**ASSIGNED TASK:** Which of the lines in the records below hold the string "chevron"? Copy every one of them.

*** Block opens ***

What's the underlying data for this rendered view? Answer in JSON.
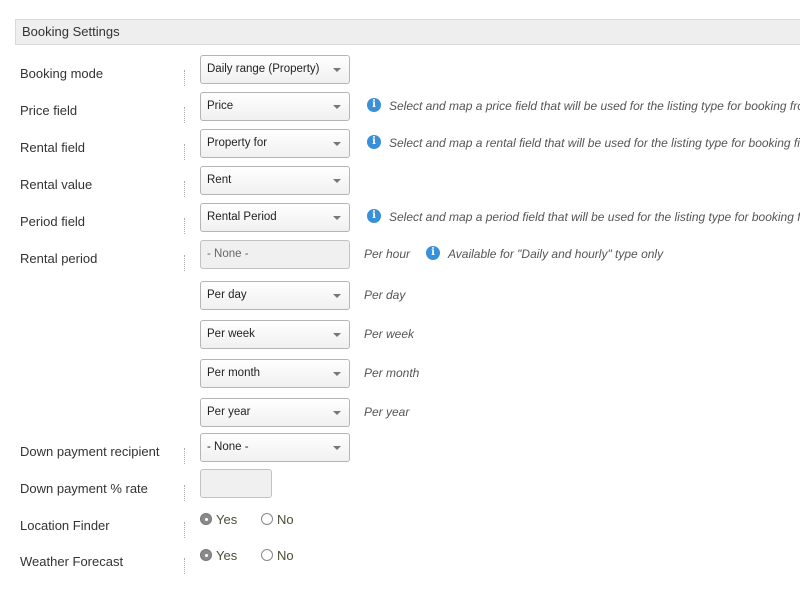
{
  "section": {
    "title": "Booking Settings"
  },
  "rows": {
    "booking_mode": {
      "label": "Booking mode",
      "value": "Daily range (Property)"
    },
    "price_field": {
      "label": "Price field",
      "value": "Price",
      "hint": "Select and map a price field that will be used for the listing type for booking fro"
    },
    "rental_field": {
      "label": "Rental field",
      "value": "Property for",
      "hint": "Select and map a rental field that will be used for the listing type for booking fi"
    },
    "rental_value": {
      "label": "Rental value",
      "value": "Rent"
    },
    "period_field": {
      "label": "Period field",
      "value": "Rental Period",
      "hint": "Select and map a period field that will be used for the listing type for booking f"
    },
    "rental_period": {
      "label": "Rental period",
      "hourly": {
        "value": "- None -",
        "per_label": "Per hour",
        "hint": "Available for \"Daily and hourly\" type only"
      },
      "daily": {
        "value": "Per day",
        "per_label": "Per day"
      },
      "weekly": {
        "value": "Per week",
        "per_label": "Per week"
      },
      "monthly": {
        "value": "Per month",
        "per_label": "Per month"
      },
      "yearly": {
        "value": "Per year",
        "per_label": "Per year"
      }
    },
    "down_payment_recipient": {
      "label": "Down payment recipient",
      "value": "- None -"
    },
    "down_payment_rate": {
      "label": "Down payment % rate",
      "value": ""
    },
    "location_finder": {
      "label": "Location Finder",
      "yes": "Yes",
      "no": "No",
      "selected": "Yes"
    },
    "weather_forecast": {
      "label": "Weather Forecast",
      "yes": "Yes",
      "no": "No",
      "selected": "Yes"
    }
  },
  "colors": {
    "info_icon": "#3a8fd9",
    "header_bg": "#eeeeee"
  },
  "icons": {
    "info": "info-icon",
    "dropdown": "chevron-down-icon"
  }
}
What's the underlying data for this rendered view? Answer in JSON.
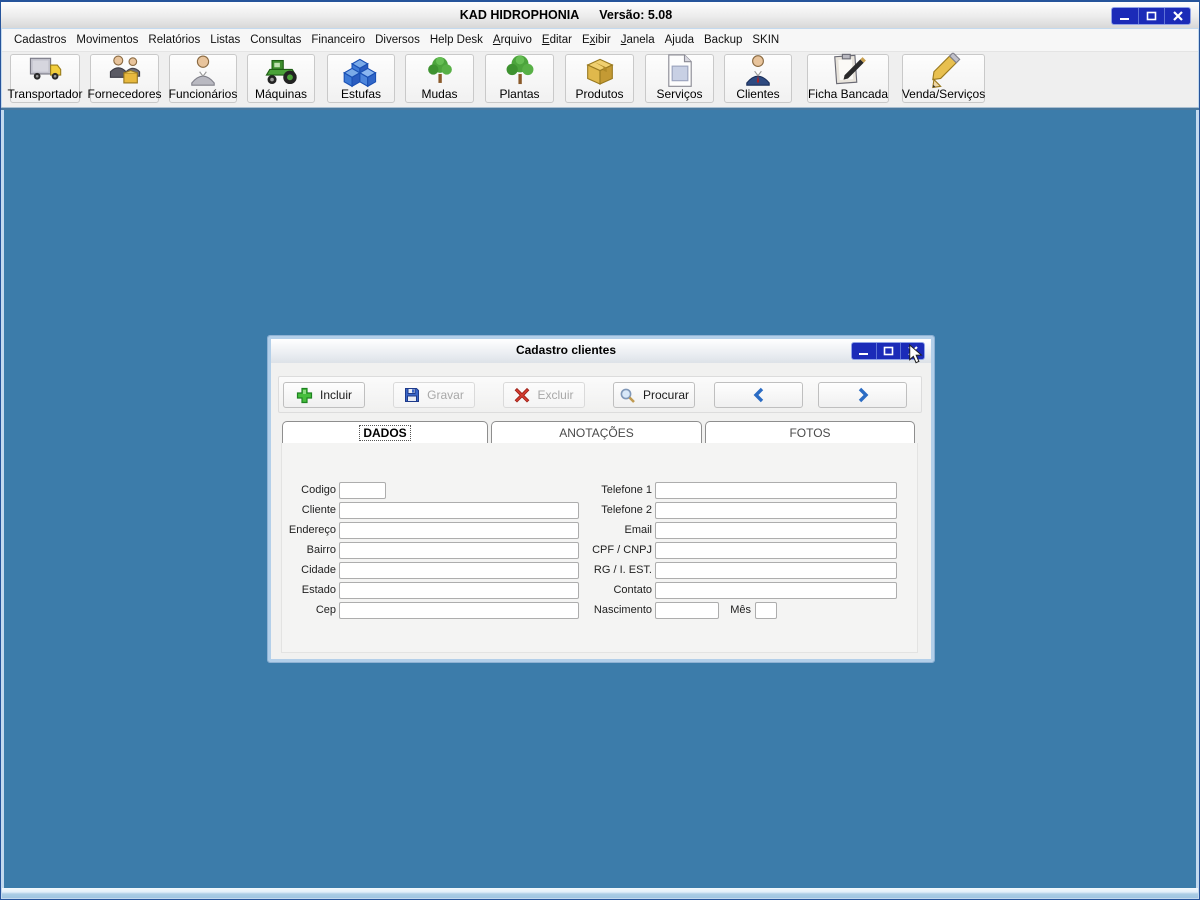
{
  "window": {
    "title": "KAD HIDROPHONIA",
    "version": "Versão: 5.08"
  },
  "menu": {
    "items": [
      {
        "label": "Cadastros"
      },
      {
        "label": "Movimentos"
      },
      {
        "label": "Relatórios"
      },
      {
        "label": "Listas"
      },
      {
        "label": "Consultas"
      },
      {
        "label": "Financeiro"
      },
      {
        "label": "Diversos"
      },
      {
        "label": "Help Desk"
      },
      {
        "label": "Arquivo",
        "accel_index": 0
      },
      {
        "label": "Editar",
        "accel_index": 0
      },
      {
        "label": "Exibir",
        "accel_index": 1
      },
      {
        "label": "Janela",
        "accel_index": 0
      },
      {
        "label": "Ajuda"
      },
      {
        "label": "Backup"
      },
      {
        "label": "SKIN"
      }
    ]
  },
  "toolbar": {
    "buttons": [
      {
        "label": "Transportador",
        "icon": "truck-icon"
      },
      {
        "label": "Fornecedores",
        "icon": "suppliers-icon"
      },
      {
        "label": "Funcionários",
        "icon": "employee-icon"
      },
      {
        "label": "Máquinas",
        "icon": "tractor-icon"
      },
      {
        "label": "Estufas",
        "icon": "cubes-icon"
      },
      {
        "label": "Mudas",
        "icon": "seedling-icon"
      },
      {
        "label": "Plantas",
        "icon": "plant-icon"
      },
      {
        "label": "Produtos",
        "icon": "box-icon"
      },
      {
        "label": "Serviços",
        "icon": "document-icon"
      },
      {
        "label": "Clientes",
        "icon": "client-icon"
      },
      {
        "label": "Ficha Bancada",
        "icon": "clipboard-icon"
      },
      {
        "label": "Venda/Serviços",
        "icon": "pencil-icon"
      }
    ]
  },
  "dialog": {
    "title": "Cadastro clientes",
    "toolbar_buttons": [
      {
        "label": "Incluir",
        "icon": "plus-icon",
        "enabled": true
      },
      {
        "label": "Gravar",
        "icon": "save-icon",
        "enabled": false
      },
      {
        "label": "Excluir",
        "icon": "delete-icon",
        "enabled": false
      },
      {
        "label": "Procurar",
        "icon": "search-icon",
        "enabled": true
      }
    ],
    "nav_buttons": [
      {
        "icon": "chevron-left-icon",
        "name": "previous-record-button"
      },
      {
        "icon": "chevron-right-icon",
        "name": "next-record-button"
      }
    ],
    "tabs": [
      {
        "label": "DADOS",
        "selected": true
      },
      {
        "label": "ANOTAÇÕES",
        "selected": false
      },
      {
        "label": "FOTOS",
        "selected": false
      }
    ],
    "form": {
      "left_rows": [
        {
          "label": "Codigo",
          "value": "",
          "small": true
        },
        {
          "label": "Cliente",
          "value": ""
        },
        {
          "label": "Endereço",
          "value": ""
        },
        {
          "label": "Bairro",
          "value": ""
        },
        {
          "label": "Cidade",
          "value": ""
        },
        {
          "label": "Estado",
          "value": ""
        },
        {
          "label": "Cep",
          "value": ""
        }
      ],
      "right_rows": [
        {
          "label": "Telefone 1",
          "value": ""
        },
        {
          "label": "Telefone 2",
          "value": ""
        },
        {
          "label": "Email",
          "value": ""
        },
        {
          "label": "CPF / CNPJ",
          "value": ""
        },
        {
          "label": "RG / I. EST.",
          "value": ""
        },
        {
          "label": "Contato",
          "value": ""
        },
        {
          "label": "Nascimento",
          "value": "",
          "small": true
        }
      ],
      "mes_label": "Mês",
      "mes_value": ""
    }
  }
}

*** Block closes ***

**FINISHED EXERCISE:**
    "dropdown": "chevron-down-icon"
        "icon": "chevron-left-icon",
        "icon": "chevron-right-icon",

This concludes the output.